5. Adductor Stretch

The adductor muscles are in the same area as the abductors but are responsible for inward leg motions. Begin this stretch in a standing position with your legs more than shoulder-width apart. Slowly bend the non-bursitic knee out to the side until you feel a stretch on the inner thigh of the bursitic side. Hold, then release.

6. Rotator Stretch

This targets the muscles that help rotate the leg at the hip. Begin in a sitting position and rest the ankle of the bursitic-side foot on the thigh of the non-bursitic leg. Gently press down on the knee of the bursitic side until you feel a stretch in your buttocks.

7. Flexor Stretch

The flexors are the muscles that help raise the leg towards the front of your body. Begin in a standing position and bend the knee of the bursitic side so that your heel is being brought towards the buttocks. Continue until you can grab your ankle with your hand, then hold and release. Note: you do not necessarily have to be standing to perform this stretch; it can also be done on your side or stomach.

What Is the Average Recovery Time for Hip Bursitis?

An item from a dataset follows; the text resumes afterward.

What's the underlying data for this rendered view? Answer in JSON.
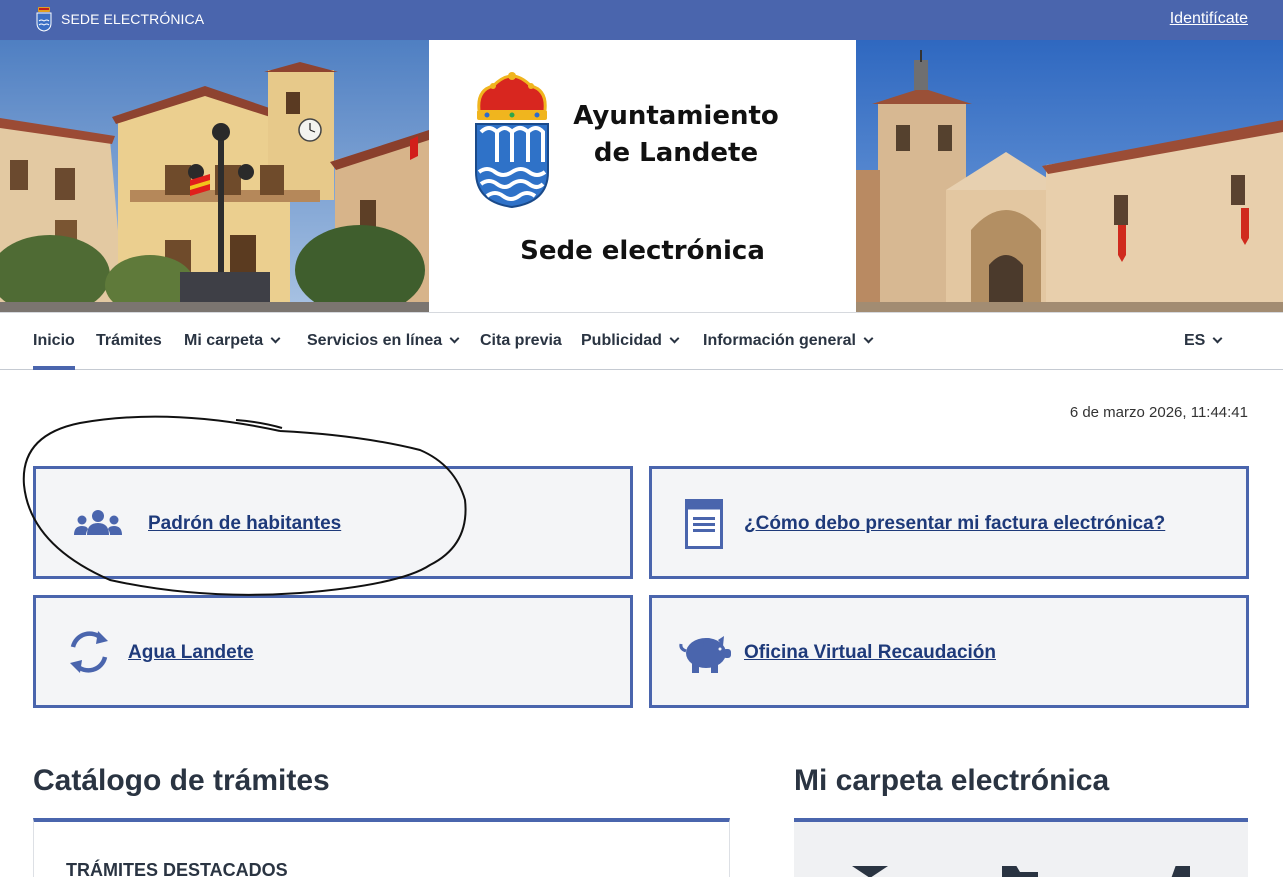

It takes about six weeks to fully recover from a case of hip bursitis. Fortunately, your activities will only see major restrictions during the initial period when the symptoms are at their worst. Once the symptoms die down, you can carefully increase the amount of activity you undertake so long as you avoid movements that will aggravate the bursitis.

What Are the Risk Factors for Developing Hip Bursitis? Who Is at Risk of Hip Bursitis?

1. Age

Like arthritis and similar joint conditions, bursitis becomes more likely the older you are.

2. Repetitive motions

Any occupation or hobby that involves repetitive motions or repeatedly sitting down and getting up (setting tile, laying carpet, etc.) puts you at a higher risk for developing bursitis.

3. Diseases

Certain systemic conditions such as rheumatoid arthritis, gout, or diabetes can also increase the risk.

4. Weight

Being overweight increases pressure on the joints.

How to Prevent Bursitis of the Hip

  • Try not to sit in one position for too long, particularly on hard surfaces.
  • Use some of the above hip bursitis exercises to strengthen the joints around the hips.
  • Warm up and stretch before any strenuous activity.
  • Maintain a healthy weight.
  • When lifting large or heavy objects, make sure to bend at your knees to avoid putting unnecessary stress on the hip’s bursae.

When Should You Seek Medical Help?

A doctor’s visit is always helpful when you want to be certain of the diagnosis, but most cases of bursitis of the hip will resolve without medical attention. There are certain conditions, however, where you should definitely arrange to speak to your medical provider, such as:

  • You experience repeated cases of bursitis;
  • The affected area appears red and feels warm;
  • You have a fever;
  • The pain doesn’t improve despite treatment measures; and
  • The pain is enough that it interferes with day-to-day activity.

Hip bursitis can be a debilitating disorder that may disrupt your daily activities, including the ability to work. Whether it is caused by an existing health condition, injury, or repetitive movement or stance, bursitis should not be overlooked and requires attention. Hip bursitis treatment can include medical procedures and therapy and may also be addressed by natural remedies. Your body runs on a delicate system that needs tender loving care every once in a while.

Also Read:

Shiel, W., “Hip Bursitis,” Medicine Net; http://www.medicinenet.com/hip_bursitis/article.htm, last accessed April 5, 2017.
“Bursitis,” Mayo Clinic; http://www.mayoclinic.org/diseases-conditions/bursitis/basics/definition/con-20015102, last accessed April 5, 2017.
“Bursitis,” Web MD; http://www.webmd.com/pain-management/arthritis-bursitis#1, last accessed April 5, 2017.
Funiciello, M., “Hip (Trochanteric) Bursitis,” Arthritis Health, April 30, 2012; http://www.arthritis-health.com/types/bursitis/hip-trochanteric-bursitis, last accessed April 5, 2017.
Salyer, J., “The Essential Exercises to Relieve Hip Bursitis Pain,” Healthline; http://www.healthline.com/health/fitness-exercise/hip-bursitis-exercises#2, last accessed April 5, 2017.